Most kinds of physical activity can help you take care of your diabetes. Certain activities may be unsafe for some people, such as those with low vision or nerve damage to their feet. Ask your health-care team what physical activities are safe for you. Many people choose walking with friends or family members for their activity.
Doing different types of physical activity each week will give you the most health benefits. Mixing it up also helps reduce boredom and lowers your chance of getting hurt. Try these options for physical activity.
Add extra activity to your daily routine
If you have been inactive or you are trying a new activity, start slowly with five to 10 minutes a day. Then add a little more time each week. Increase daily activity by spending less time in front of the TV or other screen. Try these simple ways to add physical activities in your life each day…
- Walk around while you talk on the phone or during TV commercials.
- Do chores, such as work in the garden, rake leaves, clean the house or wash the car.
- Park at the far end of the shopping center parking lot and walk to the store.
- Take the stairs instead of the elevator.
- Make your family outings active, such as a family bike ride or a walk in a park.
If you are sitting for a long time, such as working at a desk or watching TV, do some light activity for three minutes or more every half hour.4 Light activities include…
- Leg lifts or extensions,
- Overhead arm stretches,
- Desk chair swivels,
- Torso twists,
- Side lunges,
- Walking in place.
Do aerobic exercise
Aerobic exercise is activity that makes your heart beat faster and makes you breathe harder.

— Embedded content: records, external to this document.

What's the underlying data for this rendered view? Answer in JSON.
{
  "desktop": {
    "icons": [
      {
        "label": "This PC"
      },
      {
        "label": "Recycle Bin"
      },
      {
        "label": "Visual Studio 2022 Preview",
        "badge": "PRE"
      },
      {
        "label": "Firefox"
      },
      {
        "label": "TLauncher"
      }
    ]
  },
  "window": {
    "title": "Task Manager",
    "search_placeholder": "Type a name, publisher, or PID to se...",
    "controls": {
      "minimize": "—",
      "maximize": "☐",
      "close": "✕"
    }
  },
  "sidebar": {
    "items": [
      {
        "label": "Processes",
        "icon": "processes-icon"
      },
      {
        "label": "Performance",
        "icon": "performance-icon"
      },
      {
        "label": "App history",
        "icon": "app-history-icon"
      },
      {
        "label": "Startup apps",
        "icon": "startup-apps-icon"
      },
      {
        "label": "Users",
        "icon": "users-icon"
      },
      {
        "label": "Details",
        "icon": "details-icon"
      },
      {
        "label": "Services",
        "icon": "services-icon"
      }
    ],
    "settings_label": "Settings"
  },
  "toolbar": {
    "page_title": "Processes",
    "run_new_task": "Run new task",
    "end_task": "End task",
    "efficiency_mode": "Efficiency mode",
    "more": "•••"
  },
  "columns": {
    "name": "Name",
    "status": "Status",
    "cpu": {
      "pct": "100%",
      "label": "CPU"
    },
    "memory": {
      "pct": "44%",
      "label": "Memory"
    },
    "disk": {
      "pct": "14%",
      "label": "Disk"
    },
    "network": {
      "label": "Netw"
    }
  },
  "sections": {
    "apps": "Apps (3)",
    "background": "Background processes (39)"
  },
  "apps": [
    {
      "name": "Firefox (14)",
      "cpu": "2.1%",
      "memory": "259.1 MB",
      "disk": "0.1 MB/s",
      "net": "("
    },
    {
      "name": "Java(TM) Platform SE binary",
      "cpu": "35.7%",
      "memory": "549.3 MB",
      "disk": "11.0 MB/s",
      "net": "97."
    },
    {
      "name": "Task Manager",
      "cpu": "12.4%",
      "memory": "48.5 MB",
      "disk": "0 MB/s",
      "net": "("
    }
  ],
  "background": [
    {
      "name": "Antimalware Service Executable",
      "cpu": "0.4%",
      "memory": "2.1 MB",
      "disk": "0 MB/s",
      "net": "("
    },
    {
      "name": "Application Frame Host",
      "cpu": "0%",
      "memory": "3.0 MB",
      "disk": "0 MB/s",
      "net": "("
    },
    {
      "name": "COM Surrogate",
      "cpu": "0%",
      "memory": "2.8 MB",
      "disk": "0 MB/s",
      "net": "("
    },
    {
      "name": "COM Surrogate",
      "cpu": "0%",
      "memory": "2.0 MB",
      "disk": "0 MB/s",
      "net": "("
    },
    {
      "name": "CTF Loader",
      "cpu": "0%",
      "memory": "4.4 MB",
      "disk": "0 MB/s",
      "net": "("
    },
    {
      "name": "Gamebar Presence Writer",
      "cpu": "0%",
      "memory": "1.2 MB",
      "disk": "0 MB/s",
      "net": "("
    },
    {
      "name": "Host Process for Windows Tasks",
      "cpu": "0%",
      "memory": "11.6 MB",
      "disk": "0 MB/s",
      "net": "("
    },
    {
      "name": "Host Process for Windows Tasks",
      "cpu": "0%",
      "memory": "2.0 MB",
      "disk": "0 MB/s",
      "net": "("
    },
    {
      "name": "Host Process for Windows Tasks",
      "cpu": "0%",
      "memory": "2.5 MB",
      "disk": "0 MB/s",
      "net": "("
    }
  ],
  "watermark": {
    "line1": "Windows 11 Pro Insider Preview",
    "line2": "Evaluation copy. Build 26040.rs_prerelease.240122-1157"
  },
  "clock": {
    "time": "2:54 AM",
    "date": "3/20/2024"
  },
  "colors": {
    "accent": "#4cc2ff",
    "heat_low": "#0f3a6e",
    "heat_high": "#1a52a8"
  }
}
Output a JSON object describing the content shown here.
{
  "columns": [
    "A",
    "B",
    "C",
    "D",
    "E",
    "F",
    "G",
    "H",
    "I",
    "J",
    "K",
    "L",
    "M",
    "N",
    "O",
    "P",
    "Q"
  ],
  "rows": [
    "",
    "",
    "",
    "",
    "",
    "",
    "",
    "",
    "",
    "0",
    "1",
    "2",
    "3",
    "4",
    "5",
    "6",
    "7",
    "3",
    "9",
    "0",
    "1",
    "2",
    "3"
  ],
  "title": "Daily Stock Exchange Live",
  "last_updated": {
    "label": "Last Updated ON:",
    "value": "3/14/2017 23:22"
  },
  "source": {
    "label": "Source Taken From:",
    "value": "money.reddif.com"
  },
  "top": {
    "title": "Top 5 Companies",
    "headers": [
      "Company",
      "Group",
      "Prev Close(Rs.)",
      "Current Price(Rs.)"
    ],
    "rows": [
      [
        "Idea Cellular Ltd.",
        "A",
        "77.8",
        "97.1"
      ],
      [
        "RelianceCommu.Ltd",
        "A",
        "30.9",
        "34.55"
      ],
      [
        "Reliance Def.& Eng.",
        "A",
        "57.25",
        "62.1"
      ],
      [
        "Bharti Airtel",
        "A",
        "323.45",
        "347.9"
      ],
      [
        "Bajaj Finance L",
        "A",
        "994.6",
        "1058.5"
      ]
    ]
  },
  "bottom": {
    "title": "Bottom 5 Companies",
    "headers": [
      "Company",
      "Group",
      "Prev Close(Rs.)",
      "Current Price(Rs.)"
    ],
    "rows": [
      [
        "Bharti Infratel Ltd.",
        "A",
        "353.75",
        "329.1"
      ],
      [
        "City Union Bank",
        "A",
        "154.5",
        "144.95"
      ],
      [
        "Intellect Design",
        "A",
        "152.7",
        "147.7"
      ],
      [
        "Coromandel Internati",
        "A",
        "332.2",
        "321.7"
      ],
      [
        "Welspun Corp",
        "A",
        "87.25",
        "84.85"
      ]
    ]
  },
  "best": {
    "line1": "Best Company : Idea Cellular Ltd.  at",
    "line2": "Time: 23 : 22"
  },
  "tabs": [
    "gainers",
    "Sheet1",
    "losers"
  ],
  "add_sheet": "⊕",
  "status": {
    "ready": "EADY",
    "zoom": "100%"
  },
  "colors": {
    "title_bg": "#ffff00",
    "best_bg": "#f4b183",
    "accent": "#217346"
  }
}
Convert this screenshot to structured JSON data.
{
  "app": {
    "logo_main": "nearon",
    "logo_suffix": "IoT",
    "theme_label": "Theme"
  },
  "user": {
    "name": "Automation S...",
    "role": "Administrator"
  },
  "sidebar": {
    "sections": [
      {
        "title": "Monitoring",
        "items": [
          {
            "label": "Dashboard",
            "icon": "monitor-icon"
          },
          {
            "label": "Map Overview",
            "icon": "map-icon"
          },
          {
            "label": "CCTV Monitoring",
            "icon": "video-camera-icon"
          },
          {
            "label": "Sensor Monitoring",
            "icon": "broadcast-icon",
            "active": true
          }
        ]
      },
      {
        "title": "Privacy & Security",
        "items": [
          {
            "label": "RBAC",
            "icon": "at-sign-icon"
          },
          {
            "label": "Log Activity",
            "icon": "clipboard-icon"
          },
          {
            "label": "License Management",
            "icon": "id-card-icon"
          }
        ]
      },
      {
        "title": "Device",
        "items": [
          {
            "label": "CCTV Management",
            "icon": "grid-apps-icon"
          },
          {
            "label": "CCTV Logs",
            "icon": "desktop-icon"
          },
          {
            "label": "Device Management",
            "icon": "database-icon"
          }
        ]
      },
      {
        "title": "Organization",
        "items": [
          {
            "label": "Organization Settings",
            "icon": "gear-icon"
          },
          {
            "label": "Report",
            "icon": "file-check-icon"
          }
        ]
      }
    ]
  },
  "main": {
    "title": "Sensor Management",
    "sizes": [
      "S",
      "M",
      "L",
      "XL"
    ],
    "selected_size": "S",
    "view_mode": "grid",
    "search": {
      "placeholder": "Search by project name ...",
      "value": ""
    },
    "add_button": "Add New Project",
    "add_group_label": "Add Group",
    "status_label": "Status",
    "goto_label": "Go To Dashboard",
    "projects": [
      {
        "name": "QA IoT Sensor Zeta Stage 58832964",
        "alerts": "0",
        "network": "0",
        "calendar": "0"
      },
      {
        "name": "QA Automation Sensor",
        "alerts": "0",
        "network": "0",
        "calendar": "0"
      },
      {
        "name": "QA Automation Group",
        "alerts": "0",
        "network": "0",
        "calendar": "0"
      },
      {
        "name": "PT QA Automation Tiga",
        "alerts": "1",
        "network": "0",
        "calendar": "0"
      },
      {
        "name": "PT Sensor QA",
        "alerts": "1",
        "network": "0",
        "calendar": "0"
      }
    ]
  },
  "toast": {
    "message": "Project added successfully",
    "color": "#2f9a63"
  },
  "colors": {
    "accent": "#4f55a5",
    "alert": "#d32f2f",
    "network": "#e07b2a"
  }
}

You should aim for doing aerobic exercise for 30 minutes a day most days of the week. You do not have to do all the activity at one time. You can split up these minutes into a few times throughout the day.
To get the most out of your activity, exercise at a moderate to vigorous level. Try…
- Walking briskly or hiking,
- Climbing stairs,
- Swimming or a water-aerobics class,
- Riding a bicycle or a stationary bicycle,
- Taking an exercise class,
- Playing basketball, tennis or other sports.
Talk with your health-care team about how to warm up and cool down before and after you exercise.
Do strength training to build muscle
Strength training is a light or moderate physical activity that builds muscle and helps keep your bones healthy. Strength training is important for both men and women. When you have more muscle and less body fat, you’ll burn more calories. Burning more calories can help you lose and keep off extra weight.
You can do strength training with hand weights, elastic bands or weight machines. Try to do strength training two to three times a week. Start with a light weight. Slowly increase the size of your weights as your muscles become stronger.
Do stretching exercises
Stretching exercises are light or moderate physical activity. When you stretch, you increase your flexibility, lower your stress and help prevent sore muscles.
You can choose from many types of stretching exercises. Yoga is a type of stretching that focuses on your breathing and helps you relax. Even if you have problems moving or balancing, certain types of yoga can help. For instance, chair yoga has stretches you can do when sitting in a chair or holding onto a chair while standing. Your health-care team can suggest whether yoga is right for you.
1 American Diabetes Association. Foundations of care and comprehensive medical evaluation. Diabetes Care. 2016;39(suppl 1):S26 (Table 3.3).
2 U.S. Department of Health and Human Services, Office of Disease Prevention and Health Promotion. 2008 Physical Activity Guidelines for Americans summary. http://health.gov/paguidelines/guidelines/summary.aspx. Updated June 21, 2016. Accessed June 21, 2016.
3 Yardley JE, Sigal RJ. Exercise strategies for hypoglycemia prevention in individuals with type 1 diabetes. Diabetes Spectrum. 2015;28(1):32–38.
4 Colberg SR, Sigal RJ, Yardley JE, et al. Physical activity/exercise and diabetes: a position statement of the American Diabetes Association. Diabetes Care. 2016;39(11):2065–2079.